Japan is a country where “we” is probably one of the most important words. From kindergarten right through to working life, it is essential to be part of the collective group in Japan rather than to stand out as an individual (出る釘は打たれる / deru kugi wa utareru). Some people find objection with this way of life – even some Japanese aren’t willing to be part of a collective “we” – but whether you agree with it or not, there’s no denying that it pays off at times of crisis.
In March 2011 northeastern Japan (Tohoku) faced a triple disaster – a 9.0 magnitude earthquake, a tsunami with waves of up to 40.5 metres, and subsequent nuclear accidents. Japan is a strong country, but it couldn’t have survived that catastrophic event if people had tried to manage alone, and if the country itself had tried to manage alone.
There have been a number of documentary films about life after the disaster, and all of them show the people of Tohoku working together, helping each other, and trying to rebuild their lives as a community. Even if one person lost everything, it didn’t stop them trying to help their neighbour find something. When food was in short supply, people lined up patiently and shared. There was very little looting or disruption, because people were not thinking of themselves first – they were thinking of their families, friends and neighbours.

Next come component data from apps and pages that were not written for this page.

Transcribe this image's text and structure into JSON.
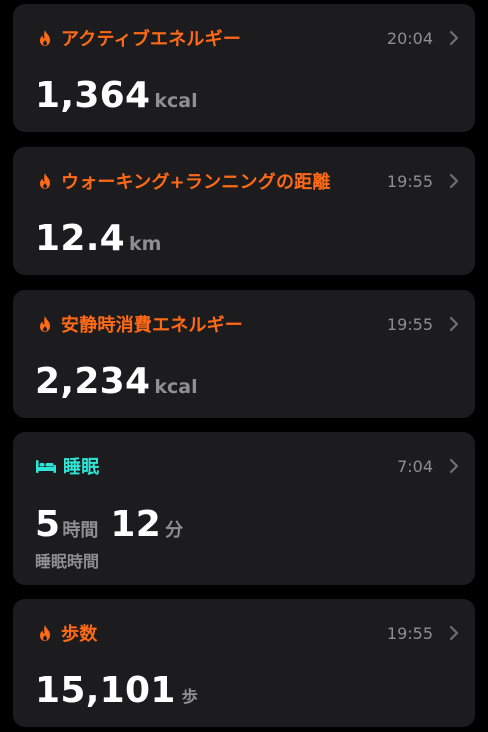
{
  "colors": {
    "activity_orange": "#ff6a16",
    "sleep_teal": "#2ee5d6",
    "card_bg": "#1c1c1e",
    "secondary_text": "#8e8e93"
  },
  "cards": [
    {
      "icon": "flame-icon",
      "title": "アクティブエネルギー",
      "time": "20:04",
      "value": "1,364",
      "unit": "kcal"
    },
    {
      "icon": "flame-icon",
      "title": "ウォーキング+ランニングの距離",
      "time": "19:55",
      "value": "12.4",
      "unit": "km"
    },
    {
      "icon": "flame-icon",
      "title": "安静時消費エネルギー",
      "time": "19:55",
      "value": "2,234",
      "unit": "kcal"
    },
    {
      "icon": "bed-icon",
      "title": "睡眠",
      "time": "7:04",
      "hours": "5",
      "hours_unit": "時間",
      "minutes": "12",
      "minutes_unit": "分",
      "caption": "睡眠時間"
    },
    {
      "icon": "flame-icon",
      "title": "歩数",
      "time": "19:55",
      "value": "15,101",
      "unit": "歩"
    }
  ]
}
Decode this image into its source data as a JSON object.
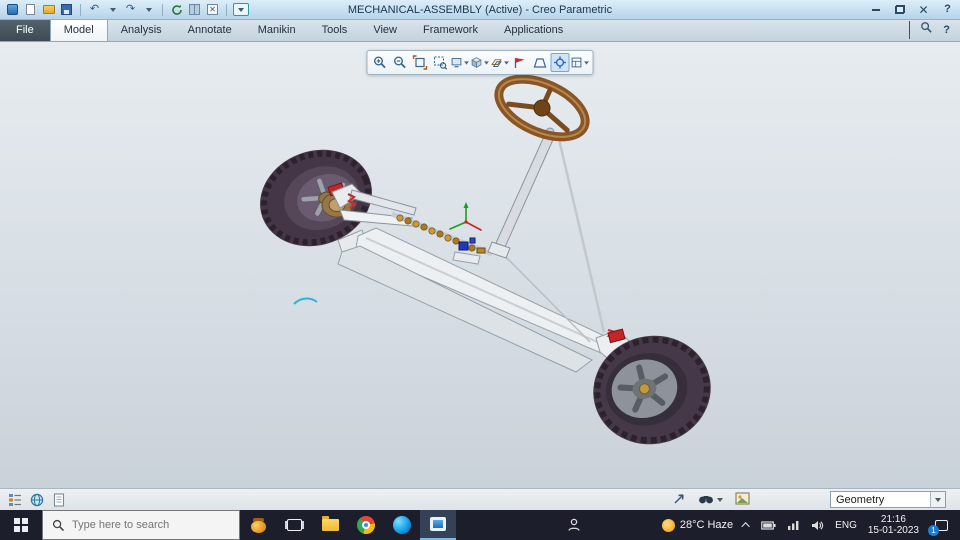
{
  "title_bar": {
    "title": "MECHANICAL-ASSEMBLY (Active) - Creo Parametric",
    "quick_access_icons": [
      "app-icon",
      "new-file-icon",
      "open-file-icon",
      "save-icon",
      "undo-icon",
      "redo-icon",
      "regenerate-icon",
      "window-grid-icon",
      "close-window-icon",
      "customize-dropdown-icon"
    ],
    "window_control_icons": [
      "minimize-icon",
      "restore-icon",
      "close-icon",
      "help-icon"
    ]
  },
  "ribbon": {
    "tabs": [
      {
        "label": "File"
      },
      {
        "label": "Model"
      },
      {
        "label": "Analysis"
      },
      {
        "label": "Annotate"
      },
      {
        "label": "Manikin"
      },
      {
        "label": "Tools"
      },
      {
        "label": "View"
      },
      {
        "label": "Framework"
      },
      {
        "label": "Applications"
      }
    ],
    "active_tab": "Model",
    "right_icons": [
      "collapse-ribbon-icon",
      "command-search-icon",
      "help-icon"
    ]
  },
  "graphics_toolbar": {
    "icons": [
      "zoom-in-icon",
      "zoom-out-icon",
      "refit-icon",
      "zoom-window-icon",
      "named-views-icon",
      "display-style-icon",
      "datum-display-icon",
      "annotation-display-icon",
      "perspective-icon",
      "spin-center-icon",
      "view-manager-icon"
    ]
  },
  "status_bar": {
    "left_icons": [
      "model-tree-icon",
      "web-browser-icon",
      "page-icon"
    ],
    "right_icons": [
      "select-arrow-icon",
      "search-tool-icon",
      "select-preview-icon"
    ],
    "filter_label": "Geometry"
  },
  "taskbar": {
    "search_placeholder": "Type here to search",
    "app_icons": [
      "start-icon",
      "honey-app-icon",
      "task-view-icon",
      "file-explorer-icon",
      "chrome-icon",
      "edge-icon",
      "active-app-icon",
      "people-icon"
    ],
    "tray": {
      "weather": "28°C Haze",
      "language": "ENG",
      "time": "21:16",
      "date": "15-01-2023",
      "notification_count": "1",
      "tray_icons": [
        "hidden-icons-chevron",
        "battery-icon",
        "network-icon",
        "volume-icon",
        "action-center-icon"
      ]
    }
  }
}
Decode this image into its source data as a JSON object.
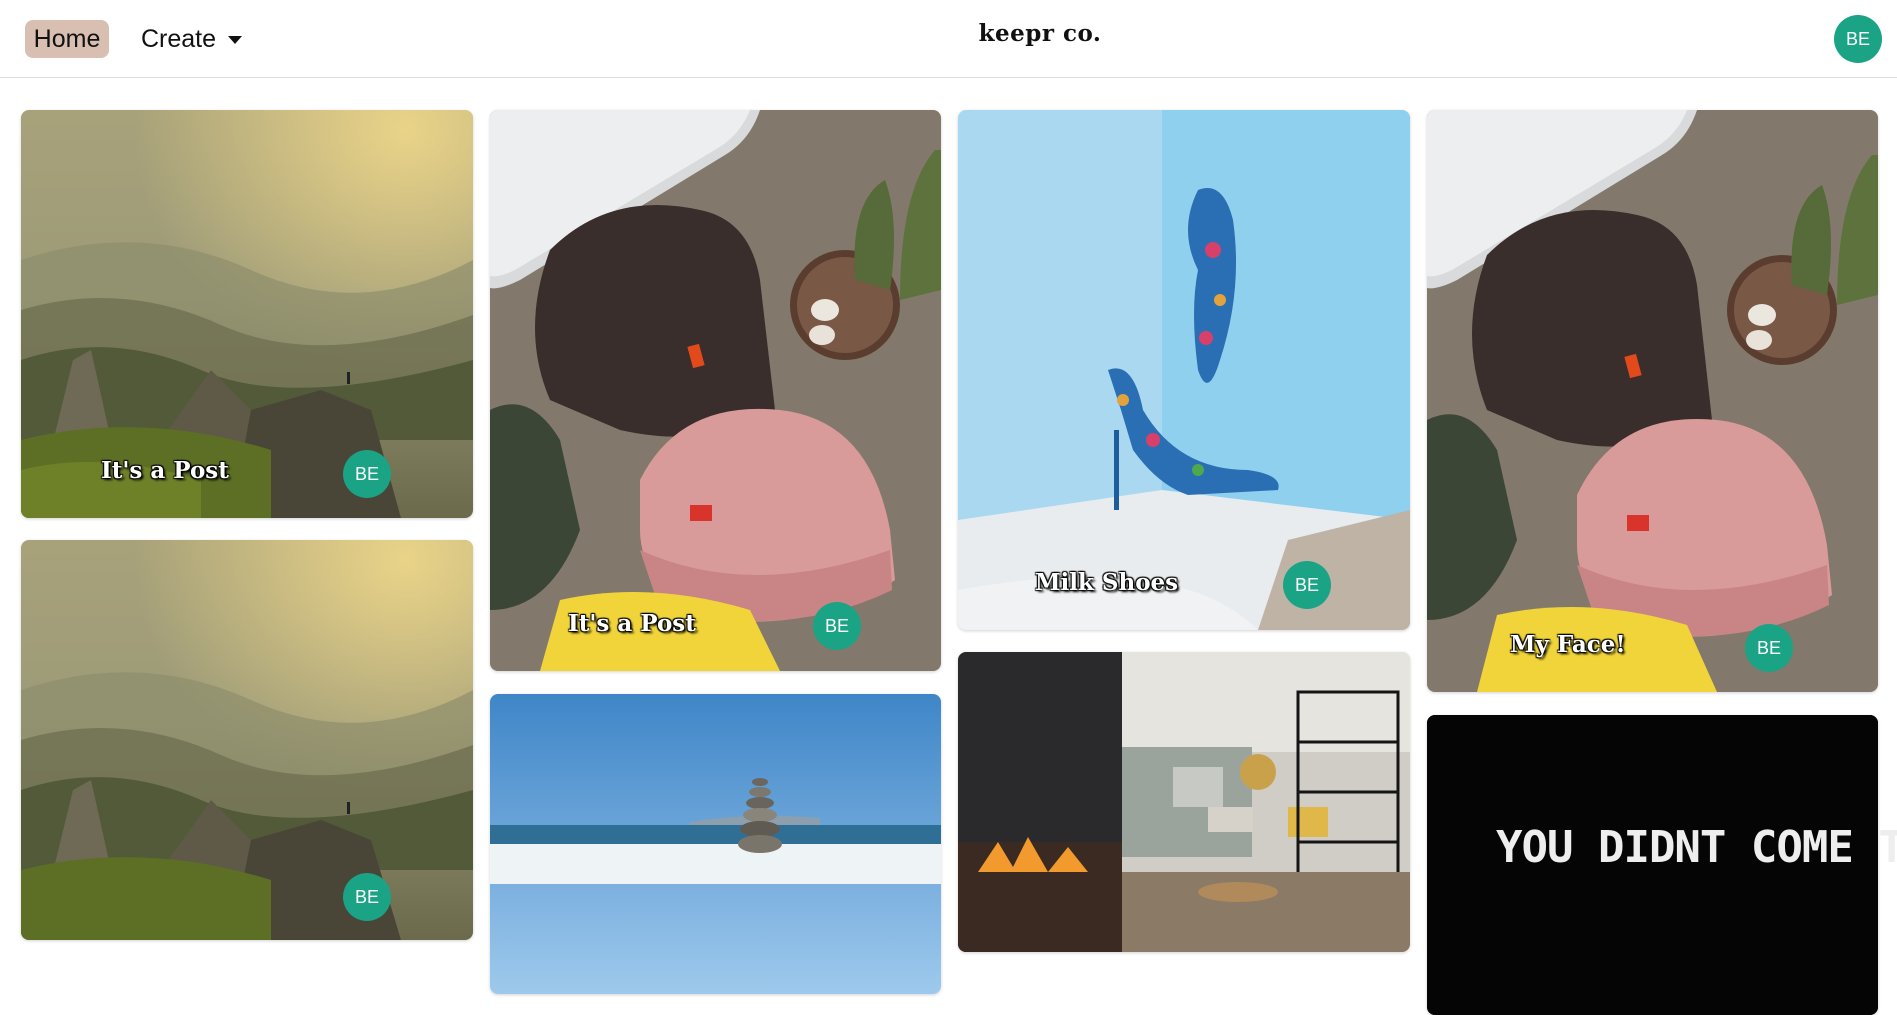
{
  "nav": {
    "home_label": "Home",
    "create_label": "Create",
    "brand": "keepr co.",
    "user_initials": "BE"
  },
  "cards": [
    {
      "title": "It's a Post",
      "author": "BE",
      "image": "mountain-landscape"
    },
    {
      "title": "It's a Post",
      "author": "BE",
      "image": "beanies-flatlay"
    },
    {
      "title": "Milk Shoes",
      "author": "BE",
      "image": "floral-heels"
    },
    {
      "title": "My Face!",
      "author": "BE",
      "image": "beanies-flatlay"
    },
    {
      "title": "",
      "author": "BE",
      "image": "mountain-landscape"
    },
    {
      "title": "",
      "author": "",
      "image": "stacked-stones-beach"
    },
    {
      "title": "",
      "author": "",
      "image": "living-room-interior"
    },
    {
      "title": "",
      "author": "",
      "image": "meme-text",
      "banner_text": "YOU DIDNT COME THIS"
    }
  ],
  "colors": {
    "accent_avatar": "#1aa385",
    "home_pill": "#d8bfb2"
  }
}
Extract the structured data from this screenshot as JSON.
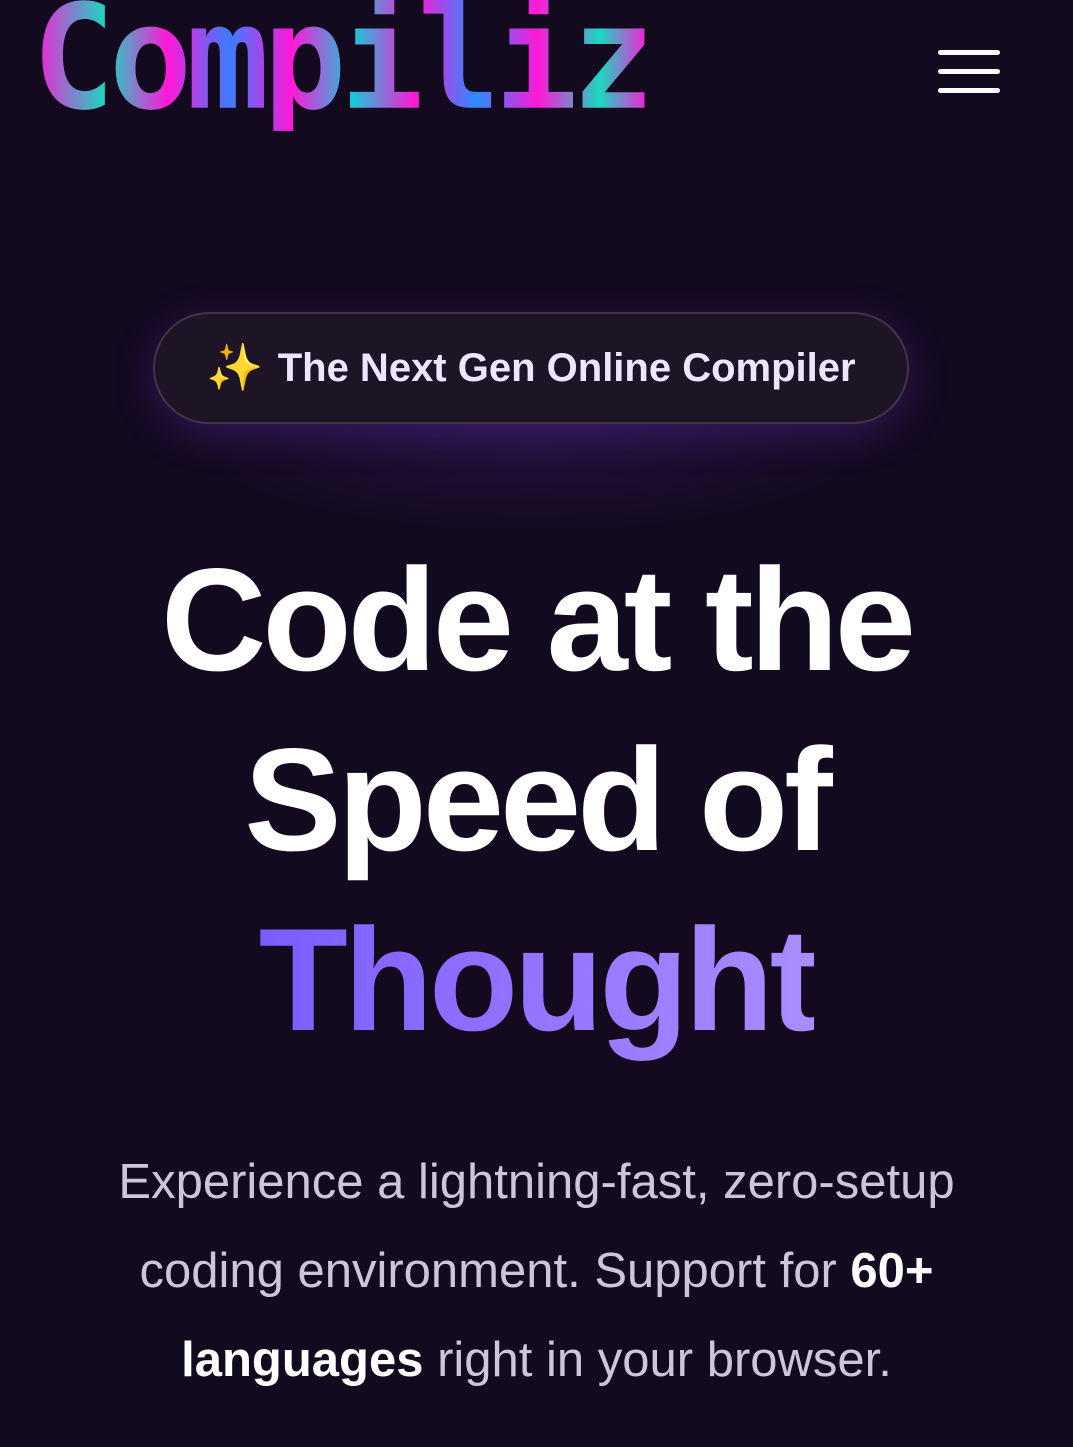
{
  "header": {
    "logo_text": "Compiliz",
    "menu_icon": "hamburger-menu-icon"
  },
  "badge": {
    "icon": "sparkles-icon",
    "icon_glyph": "✨",
    "text": "The Next Gen Online Compiler"
  },
  "hero": {
    "title_line1": "Code at the",
    "title_line2": "Speed of",
    "title_accent": "Thought"
  },
  "subtitle": {
    "part1": "Experience a lightning-fast, zero-setup coding environment. Support for ",
    "highlight1": "60+",
    "space": " ",
    "highlight2": "languages",
    "part2": " right in your browser."
  },
  "colors": {
    "background": "#130a20",
    "accent_start": "#7c5cff",
    "accent_end": "#a98dff",
    "logo_magenta": "#ff18d8",
    "logo_cyan": "#18d8c0",
    "logo_blue": "#3c7cff"
  }
}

Aid was received from all around the world, in many forms, and volunteer groups continue to help in Tohoku today. Although the immediate need for aid has lessened, it is important that we continue to help Tohoku in many ways. Perhaps most importantly, Tohoku needs to maintain its sense of community – its own sense of “we” – and many volunteer groups are helping small groups of individuals in Tohoku to work together to build businesses and community activities. It would be no good for people to sit around alone, perhaps having lost everything and everyone – this is a time for “we”.
I could list off dozens of volunteer groups and organisations in Tohoku (such as It’s Not Just Mud) and tell you about the good work they’re doing, but I want to keep this post short and focussed. Over a year and a half after the disaster it would be very easy to assume that life has returned to normal and everyone is ok, but it’s going to be a long time before Tohoku recovers. When the disaster happened I felt there was nothing that I as an individual could do to help, but now I’ve realised that if I join others and become part of a “we”, we can help.
Whatever your interest is in Japan, there’s something that
you we can do, whether it’s going to Japan and joining a volunteer group, helping out with a local charitable organisation in your own country, or simply spreading the word and reminding others that Tohoku still needs us.
Especially in rural northeastern Japan, a sense of local community is essential. We can help Tohoku rebuild its WE.
(Image: Seven Beach Aid)